The position of the AVE cells (genetically labelled with Hhex-GFP) at the start and end of their migration within the early post-implantation mouse embryo.

A new paper published in Developmental Cell is the result of a collaboration between the Srinivas (Oxford) and Scialdone (Helmholtz Munich) groups. The two teams combined their respective experimental and computational expertise to unravel the molecular characteristics of a unique migratory cell population (the anterior visceral endoderm; AVE) essential for setting up differences along the head-tail axis in mammals.

We all start off as a homogenous collection of cells derived from a fertilised egg. The three anatomical axes (head-tail, front-back, and left-right), much like the Cartesian co-ordinate system defining points within three-dimensional space, provide a framework within which cells exhibit the different behaviours required to ‘sculpt’ a complex organism. Setting up the anatomical axes in a reliable and reproducible manner, is therefore necessary for embryonic development to progress normally.

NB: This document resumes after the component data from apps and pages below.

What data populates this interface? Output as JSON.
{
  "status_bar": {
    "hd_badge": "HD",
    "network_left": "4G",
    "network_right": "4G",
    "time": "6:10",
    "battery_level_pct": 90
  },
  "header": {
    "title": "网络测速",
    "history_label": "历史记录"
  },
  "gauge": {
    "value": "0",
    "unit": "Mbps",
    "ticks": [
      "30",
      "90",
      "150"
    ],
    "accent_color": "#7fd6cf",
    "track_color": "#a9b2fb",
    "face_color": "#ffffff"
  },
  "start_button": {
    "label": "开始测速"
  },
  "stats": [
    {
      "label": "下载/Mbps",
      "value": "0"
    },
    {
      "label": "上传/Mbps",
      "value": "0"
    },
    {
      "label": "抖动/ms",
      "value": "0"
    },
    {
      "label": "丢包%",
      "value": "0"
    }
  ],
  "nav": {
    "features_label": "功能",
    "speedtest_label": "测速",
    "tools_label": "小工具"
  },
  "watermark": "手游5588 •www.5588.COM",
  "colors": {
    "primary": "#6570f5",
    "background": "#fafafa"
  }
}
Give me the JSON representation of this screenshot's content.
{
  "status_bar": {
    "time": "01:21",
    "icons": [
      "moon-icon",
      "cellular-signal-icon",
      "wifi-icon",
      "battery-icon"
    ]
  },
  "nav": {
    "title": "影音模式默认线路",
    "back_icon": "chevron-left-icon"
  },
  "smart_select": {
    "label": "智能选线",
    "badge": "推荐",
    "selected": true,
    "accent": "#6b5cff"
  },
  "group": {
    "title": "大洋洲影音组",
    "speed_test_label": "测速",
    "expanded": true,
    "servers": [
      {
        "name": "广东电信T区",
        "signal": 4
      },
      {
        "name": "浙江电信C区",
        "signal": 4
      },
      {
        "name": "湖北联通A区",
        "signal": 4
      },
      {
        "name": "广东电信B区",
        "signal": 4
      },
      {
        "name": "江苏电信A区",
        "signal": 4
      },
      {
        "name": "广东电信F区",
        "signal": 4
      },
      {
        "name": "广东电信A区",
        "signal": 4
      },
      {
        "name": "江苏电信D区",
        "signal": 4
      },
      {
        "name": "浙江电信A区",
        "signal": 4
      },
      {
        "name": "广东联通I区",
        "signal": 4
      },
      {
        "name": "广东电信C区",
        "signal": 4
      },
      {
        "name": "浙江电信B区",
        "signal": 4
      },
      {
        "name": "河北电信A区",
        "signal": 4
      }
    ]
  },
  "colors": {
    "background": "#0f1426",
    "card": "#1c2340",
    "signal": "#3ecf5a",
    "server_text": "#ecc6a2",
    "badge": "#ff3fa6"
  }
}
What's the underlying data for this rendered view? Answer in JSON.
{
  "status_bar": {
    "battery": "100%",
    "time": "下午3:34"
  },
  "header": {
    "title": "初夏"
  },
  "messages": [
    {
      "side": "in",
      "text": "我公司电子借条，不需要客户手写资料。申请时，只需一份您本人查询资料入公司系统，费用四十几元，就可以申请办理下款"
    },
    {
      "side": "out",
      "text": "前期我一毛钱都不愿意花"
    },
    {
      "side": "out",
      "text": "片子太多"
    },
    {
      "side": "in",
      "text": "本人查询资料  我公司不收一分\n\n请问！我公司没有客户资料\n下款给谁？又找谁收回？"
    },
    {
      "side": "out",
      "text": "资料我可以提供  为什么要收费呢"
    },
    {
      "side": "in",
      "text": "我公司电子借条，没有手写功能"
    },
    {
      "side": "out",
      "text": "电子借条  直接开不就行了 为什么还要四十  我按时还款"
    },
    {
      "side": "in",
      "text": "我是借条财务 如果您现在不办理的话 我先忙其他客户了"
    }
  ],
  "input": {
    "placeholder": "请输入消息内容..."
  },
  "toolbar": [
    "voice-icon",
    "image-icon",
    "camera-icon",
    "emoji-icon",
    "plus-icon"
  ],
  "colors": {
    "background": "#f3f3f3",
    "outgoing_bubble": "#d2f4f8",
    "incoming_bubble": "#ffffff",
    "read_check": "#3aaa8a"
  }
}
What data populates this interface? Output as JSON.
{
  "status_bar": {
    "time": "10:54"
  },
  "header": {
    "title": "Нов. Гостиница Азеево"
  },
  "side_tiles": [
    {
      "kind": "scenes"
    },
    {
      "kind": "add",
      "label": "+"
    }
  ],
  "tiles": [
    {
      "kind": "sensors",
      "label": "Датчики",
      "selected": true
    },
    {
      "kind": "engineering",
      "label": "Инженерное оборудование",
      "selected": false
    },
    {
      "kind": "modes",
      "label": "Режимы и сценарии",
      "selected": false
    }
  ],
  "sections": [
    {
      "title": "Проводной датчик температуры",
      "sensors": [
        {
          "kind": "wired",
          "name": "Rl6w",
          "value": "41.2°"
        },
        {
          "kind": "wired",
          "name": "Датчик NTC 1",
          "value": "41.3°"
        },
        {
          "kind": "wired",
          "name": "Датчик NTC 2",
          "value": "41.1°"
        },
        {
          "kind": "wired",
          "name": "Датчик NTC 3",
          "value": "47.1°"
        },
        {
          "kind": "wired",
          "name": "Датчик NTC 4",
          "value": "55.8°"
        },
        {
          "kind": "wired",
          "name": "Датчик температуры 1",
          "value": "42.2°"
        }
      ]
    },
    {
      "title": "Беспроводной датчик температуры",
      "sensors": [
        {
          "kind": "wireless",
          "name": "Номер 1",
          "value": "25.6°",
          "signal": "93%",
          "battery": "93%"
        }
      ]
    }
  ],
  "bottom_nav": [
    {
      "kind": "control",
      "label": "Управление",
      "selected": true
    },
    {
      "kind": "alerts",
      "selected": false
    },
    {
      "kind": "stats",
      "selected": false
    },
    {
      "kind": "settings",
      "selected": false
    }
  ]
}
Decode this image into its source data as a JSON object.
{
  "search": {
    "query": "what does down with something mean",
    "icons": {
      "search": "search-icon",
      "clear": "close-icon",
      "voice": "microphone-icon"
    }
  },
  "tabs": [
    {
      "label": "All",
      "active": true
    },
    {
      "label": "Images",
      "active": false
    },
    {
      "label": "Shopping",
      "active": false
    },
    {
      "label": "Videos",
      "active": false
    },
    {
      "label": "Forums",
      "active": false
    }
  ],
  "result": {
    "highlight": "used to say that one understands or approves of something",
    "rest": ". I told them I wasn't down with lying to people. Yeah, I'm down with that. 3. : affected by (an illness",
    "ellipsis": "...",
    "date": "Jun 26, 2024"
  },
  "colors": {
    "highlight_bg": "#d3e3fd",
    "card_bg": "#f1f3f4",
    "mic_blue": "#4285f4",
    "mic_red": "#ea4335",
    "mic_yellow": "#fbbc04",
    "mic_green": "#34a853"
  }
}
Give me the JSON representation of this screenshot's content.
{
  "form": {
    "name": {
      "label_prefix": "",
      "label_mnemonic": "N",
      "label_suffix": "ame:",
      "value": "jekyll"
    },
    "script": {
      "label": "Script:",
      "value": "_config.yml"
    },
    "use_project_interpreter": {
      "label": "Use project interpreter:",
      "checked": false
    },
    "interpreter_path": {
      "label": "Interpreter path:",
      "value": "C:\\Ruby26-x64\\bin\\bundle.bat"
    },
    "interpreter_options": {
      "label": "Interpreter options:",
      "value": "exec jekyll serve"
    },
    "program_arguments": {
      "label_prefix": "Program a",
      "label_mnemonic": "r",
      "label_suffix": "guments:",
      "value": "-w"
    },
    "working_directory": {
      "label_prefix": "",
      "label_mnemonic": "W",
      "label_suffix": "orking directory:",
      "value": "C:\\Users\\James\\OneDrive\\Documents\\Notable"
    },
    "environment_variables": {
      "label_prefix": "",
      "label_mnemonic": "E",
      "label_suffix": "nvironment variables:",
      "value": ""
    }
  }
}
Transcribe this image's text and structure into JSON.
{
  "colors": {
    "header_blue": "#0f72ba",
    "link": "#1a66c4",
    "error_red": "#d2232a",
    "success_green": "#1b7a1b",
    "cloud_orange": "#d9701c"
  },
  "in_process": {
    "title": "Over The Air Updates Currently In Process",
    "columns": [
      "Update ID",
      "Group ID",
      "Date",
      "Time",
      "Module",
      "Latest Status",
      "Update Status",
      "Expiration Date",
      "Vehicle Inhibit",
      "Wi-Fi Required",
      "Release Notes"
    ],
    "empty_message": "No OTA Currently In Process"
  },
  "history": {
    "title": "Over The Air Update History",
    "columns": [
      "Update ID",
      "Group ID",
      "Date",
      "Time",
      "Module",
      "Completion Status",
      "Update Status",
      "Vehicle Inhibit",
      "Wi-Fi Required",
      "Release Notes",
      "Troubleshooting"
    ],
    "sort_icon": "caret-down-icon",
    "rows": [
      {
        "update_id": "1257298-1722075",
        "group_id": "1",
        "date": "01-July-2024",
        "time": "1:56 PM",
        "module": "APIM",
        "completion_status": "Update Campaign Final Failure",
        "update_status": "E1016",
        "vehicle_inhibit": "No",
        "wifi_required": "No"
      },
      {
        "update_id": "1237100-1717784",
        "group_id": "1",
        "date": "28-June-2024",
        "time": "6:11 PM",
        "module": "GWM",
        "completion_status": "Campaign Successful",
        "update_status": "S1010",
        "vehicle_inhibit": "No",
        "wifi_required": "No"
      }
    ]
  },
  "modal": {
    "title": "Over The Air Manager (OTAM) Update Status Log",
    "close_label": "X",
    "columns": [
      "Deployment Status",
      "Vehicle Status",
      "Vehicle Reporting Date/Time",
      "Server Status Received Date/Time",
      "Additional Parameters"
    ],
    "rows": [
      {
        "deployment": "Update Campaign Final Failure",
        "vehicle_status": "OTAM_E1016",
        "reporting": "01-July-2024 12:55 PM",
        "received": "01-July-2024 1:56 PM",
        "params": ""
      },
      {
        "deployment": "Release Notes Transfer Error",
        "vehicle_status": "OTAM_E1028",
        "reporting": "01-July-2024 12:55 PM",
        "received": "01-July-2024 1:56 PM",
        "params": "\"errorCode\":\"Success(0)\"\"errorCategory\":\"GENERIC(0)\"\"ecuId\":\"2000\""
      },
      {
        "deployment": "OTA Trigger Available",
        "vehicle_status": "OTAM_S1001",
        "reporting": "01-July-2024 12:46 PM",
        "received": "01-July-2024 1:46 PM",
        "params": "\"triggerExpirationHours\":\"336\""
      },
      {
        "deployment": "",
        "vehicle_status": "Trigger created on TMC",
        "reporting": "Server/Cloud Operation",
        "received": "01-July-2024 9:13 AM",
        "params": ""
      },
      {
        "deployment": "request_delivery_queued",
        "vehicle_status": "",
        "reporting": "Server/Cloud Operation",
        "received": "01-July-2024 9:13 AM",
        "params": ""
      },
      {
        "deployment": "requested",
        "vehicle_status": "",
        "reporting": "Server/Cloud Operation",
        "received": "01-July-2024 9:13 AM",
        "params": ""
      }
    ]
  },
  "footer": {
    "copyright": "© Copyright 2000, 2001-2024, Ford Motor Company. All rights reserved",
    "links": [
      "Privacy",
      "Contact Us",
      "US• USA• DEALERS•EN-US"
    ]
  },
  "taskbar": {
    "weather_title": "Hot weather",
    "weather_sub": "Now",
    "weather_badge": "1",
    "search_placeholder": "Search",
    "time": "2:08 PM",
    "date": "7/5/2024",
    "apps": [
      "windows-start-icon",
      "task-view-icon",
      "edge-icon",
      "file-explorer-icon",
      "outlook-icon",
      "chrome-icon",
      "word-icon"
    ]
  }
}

“Soon after implantation, when the mouse embryo is just a group of few hundred cells, a dozen or so cells, called the AVE, embark on a characteristic migration over a few hours, to a specific location. This location determines which side the head will form. In our study we sought a thorough molecular description of what drives this unique migratory behaviour” says Dr Shifaan Thowfeequ, the Oxford team lead author.

The paper outlines how computational predictions drawn from transcriptomic and phosphoproteomic data were experimentally tested using genetic and pharmacological interventions along with high-resolution lattice lightsheet and confocal time lapse microscopy. The results revealed the tight spatial and temporal coupling of the migratory behaviour with the changing transcriptional landscape, cytoskeletal phosphoproteome and tissue-specific inter-cellular communication pathways. The Semaphorin signalling pathway was one such pathway identified to control the intricacies of AVE migration.

Professor Shankar Srinivas (Oxford) comments "The migration of AVE cells is one of the earliest events that shape our body in the womb. We still understand relatively little about how this stereotypic coordinated movements is achieved. In addition to revealing previously unappreciated molecular players that control this process, this work demonstrates the power of highly interdisciplinary and collaborative team-science in advancing our understanding of fundamental cellular and developmental processes." Antonio Scialdone (Helmholtz Munich) adds “The strength of our study lies in combining multiple data types to demonstrate that intercellular communication and the regulation of cytoskeletal activity contribute to a precise and robust AVE migration. The synergy between computational modelling and experimental validation was crucial in achieving this.”


Read the paper here